Coronal balance with circumferential minimally invasive spinal deformity surgery for the treatment of degenerative scoliosis

J Neurosurg Spine 34:879–887, 2021

Coronal malalignment (CM) in adult spinal deformity is associated with poor outcomes and remains underappreciated in the literature. Recent attempts at classifying CM indicate that some coronal shifts may be more difficult to treat than others. To date, outcomes for circumferential minimally invasive surgery (cMIS) of the spine in the context of these new CM classifications are unreported.

METHODS A retrospective evaluation of patients with degenerative scoliosis (Cobb angle > 20 ) consecutively treated with cMIS at a single institution was performed. Preoperative and 1-year postoperative standing radiographs were used to make the comparisons. Clinical outcome measures were compared. Patients were subgrouped according to the preoperative distance between their C7 plumb line and central sacral vertical line (C7-CSVL) as either coronally aligned (type A, C7-CSVL < 3 cm); shifted ≥ 3 cm toward the concavity (type B); or shifted ≥ 3 cm toward the convexity (type C) of the main lumbar curve.

RESULTS Forty-two patients were included (mean age 67.7 years). Twenty-six patients (62%) were classified as type A, 5 patients (12%) as type B, and 11 patients (26%) as type C. An average of 4.9 segments were treated. No type A patients developed postoperative CM. All type B patients had CM correction. Six of the 11 type C patients had CM after surgery. Overall, there was an improvement in the C7-CSVL (from 2.4 to 1.8 cm, p = 0.04). Among subgroups, only type B patients improved (from 4.5 to 0.8 cm, p = 0.002); no difference was seen for type A patients (from 1.2 to 1.4 cm, p = 0.32) or type C patients (from 4.3 to 3.1 cm, p = 0.11). Comparing type C patients with postoperative CM versus those without postoperative CM, patients with CM had worse visual analog scale back scores at 1 year (5 vs 1, p = 0.01). Moreover, they had higher postoperative L4 tilt angles (11  vs 5 , p = 0.01), indicating inadequate correction of the lumbosacral fractional curve.

CONCLUSIONS cMIS improved coronal alignment, curve magnitudes, and clinical outcomes among patients with degenerative scoliosis. It did not result in CM in type A patients and was successful at improving the C7-CSVL in type B patients.

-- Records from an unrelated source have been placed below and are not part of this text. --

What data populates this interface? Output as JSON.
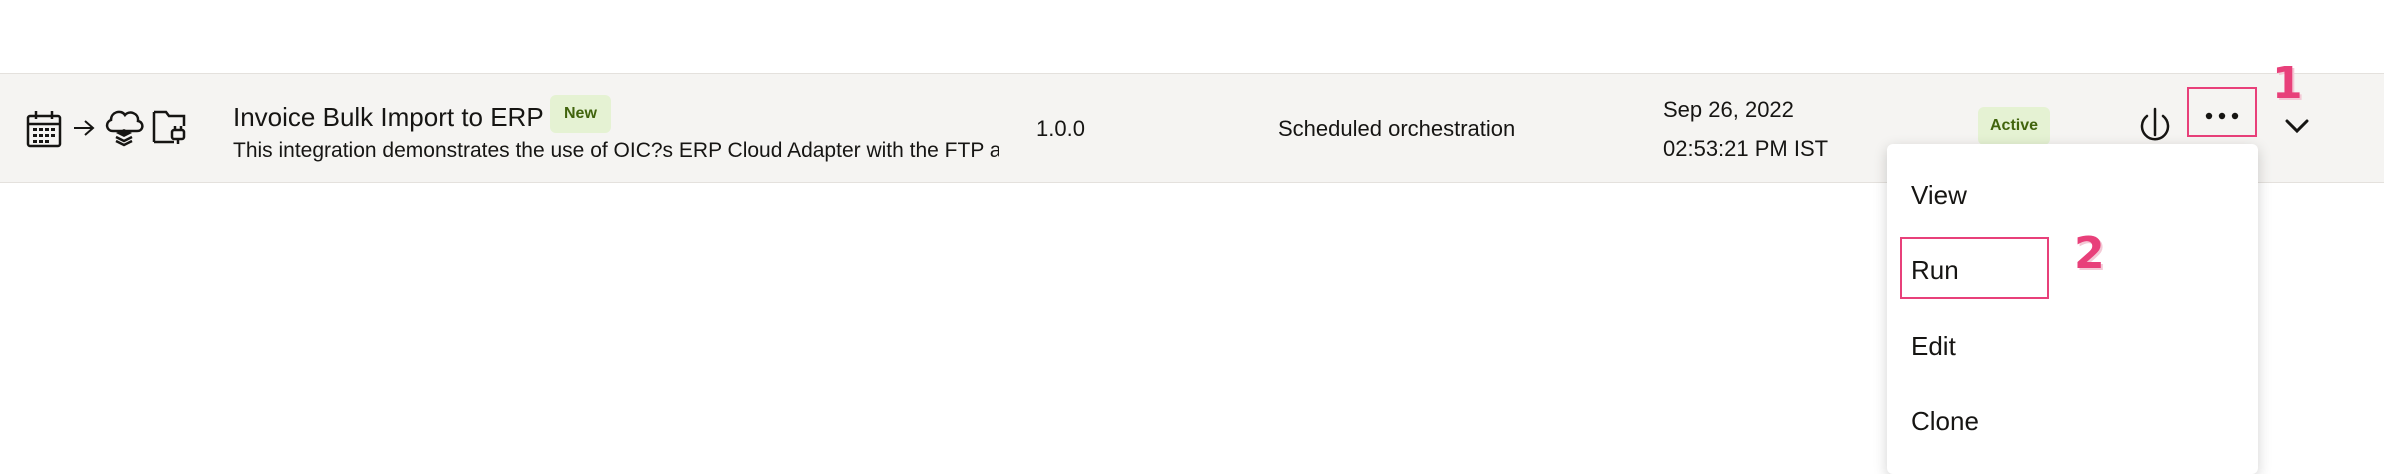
{
  "integration_row": {
    "name": "Invoice Bulk Import to ERP",
    "new_badge": "New",
    "description": "This integration demonstrates the use of OIC?s ERP Cloud Adapter with the FTP a",
    "version": "1.0.0",
    "style": "Scheduled orchestration",
    "last_updated_date": "Sep 26, 2022",
    "last_updated_time": "02:53:21 PM IST",
    "status": "Active",
    "flow_icons": [
      "calendar-icon",
      "arrow-right-icon",
      "cloud-layers-icon",
      "folder-plug-icon"
    ],
    "action_icons": [
      "power-icon",
      "more-actions-icon",
      "chevron-down-icon"
    ]
  },
  "actions_menu": {
    "items": [
      {
        "label": "View"
      },
      {
        "label": "Run"
      },
      {
        "label": "Edit"
      },
      {
        "label": "Clone"
      }
    ]
  },
  "annotations": {
    "step1": "1",
    "step2": "2"
  },
  "colors": {
    "row_background": "#f5f4f2",
    "badge_background": "#e5f2d3",
    "badge_text": "#41640d",
    "annotation": "#e8407a"
  }
}
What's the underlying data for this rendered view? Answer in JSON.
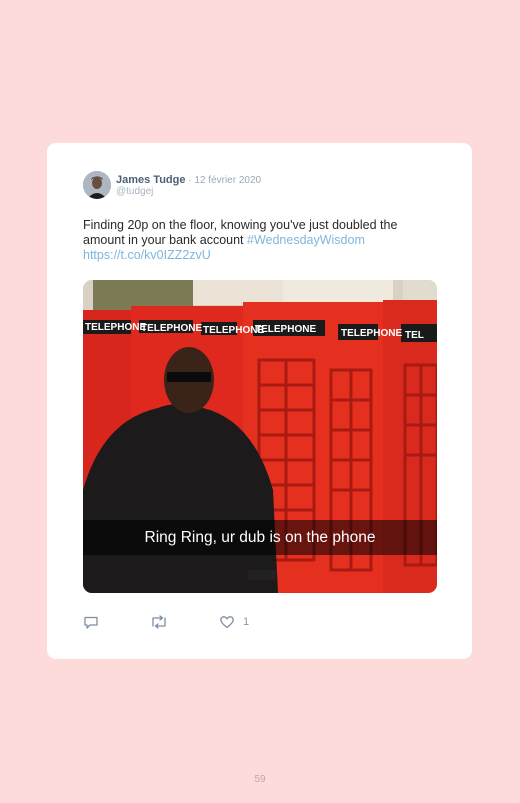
{
  "tweet": {
    "author_name": "James Tudge",
    "separator": " · ",
    "date": "12 février 2020",
    "handle": "@tudgej",
    "text": "Finding 20p on the floor, knowing you've just doubled the amount in your bank account ",
    "hashtag": "#WednesdayWisdom",
    "link": "https://t.co/kv0IZZ2zvU",
    "media": {
      "caption": "Ring Ring, ur dub is on the phone",
      "sign_labels": [
        "TELEPHONE",
        "TELEPHONE",
        "TELEPHONE",
        "TELEPHONE",
        "TELEPHONE",
        "TEL"
      ]
    },
    "actions": {
      "reply_icon": "reply-icon",
      "retweet_icon": "retweet-icon",
      "like_icon": "heart-icon",
      "like_count": "1"
    }
  },
  "page": {
    "number": "59"
  },
  "colors": {
    "background": "#fddbdb",
    "card": "#ffffff",
    "link": "#7fb6dd",
    "phone_box_red": "#e0291e"
  }
}
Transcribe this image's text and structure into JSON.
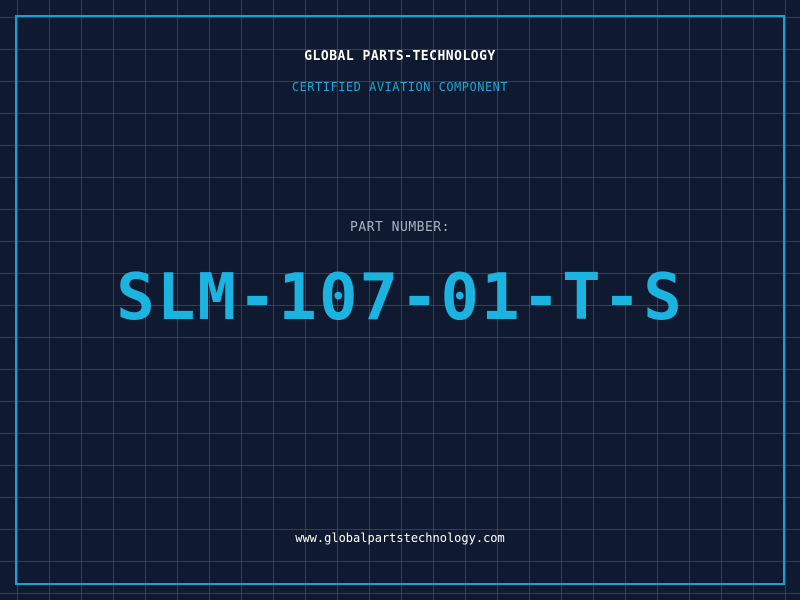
{
  "header": {
    "company": "GLOBAL PARTS-TECHNOLOGY",
    "tagline": "CERTIFIED AVIATION COMPONENT"
  },
  "part": {
    "label": "PART NUMBER:",
    "number": "SLM-107-01-T-S"
  },
  "footer": {
    "website": "www.globalpartstechnology.com"
  },
  "colors": {
    "background": "#0f1a30",
    "grid": "#286e8c",
    "accent": "#1bb3e0",
    "frame": "#1a9fd0",
    "label": "#a8b4c4"
  }
}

Type C patients remain the most difficult to treat coronally, with worse visual analog scale back pain scores in those with postoperative CM. Regional coronal restoration of the lumbosacral fracture curve should be the focus of correction in cMIS for these patients.


Volumetric tumor growth rates of meningiomas involving the intracranial venous sinuses

Acta Neurochirurgica (2018) 160:1531–1538

There is currently no consensus as to whether meningiomas located inside the venous sinuses should be aggressively or conservatively treated. The goals of this study were to identify how sinus-invading meningiomas grow, report and compare growth rates of tumor components inside and outside the different venous sinuses, identify risk factors associated with increased tumor growth, and determine the effects of the extent of tumor resection on recurrence for meningiomas that invade the dural venous sinuses.

Methods Adult patients who underwent primary, non-biopsy resection of a WHO grade 1 meningioma invading the dural venous sinuses at a tertiary care institution between 2007 and 2015 were retrospectively reviewed. Rates of tumor growth were fit to several growth models to evaluate the most accurate model. Cohen’s d analysis was used to identify associations with increased growth of tumor in the venous sinuses. Logistic regression was used to compare extent of resection with recurrence.

Results Of the 68 patients included in the study, 34 patients had postoperative residual tumors in the venous sinuses that were measured over time. The growth model that best fit the growth of intrasinus meningiomas was the Gompertzian growth model (r2 = 0.93). The annual growth rate of meningiomas inside the sinuses was 7.3%, compared to extrasinus tumors with 13.6% growth per year. The only factor significantly associated with increased tumor growth in sinuses was preoperative embolization (effect sizes (ES) [95% CI], 1.874 [7.633–46.735], p = 0.008).

Conclusions This study shows that meningiomas involving the venous sinuses have a Gompertzian-type growth with early exponential growth followed by a slower growth rate that plateaus when they reach a certain size. Overall, the growth rate of the intrasinus portion is low (7.3%), which is half of the reported growth rates for other studies involving primarily extrasinus tumors.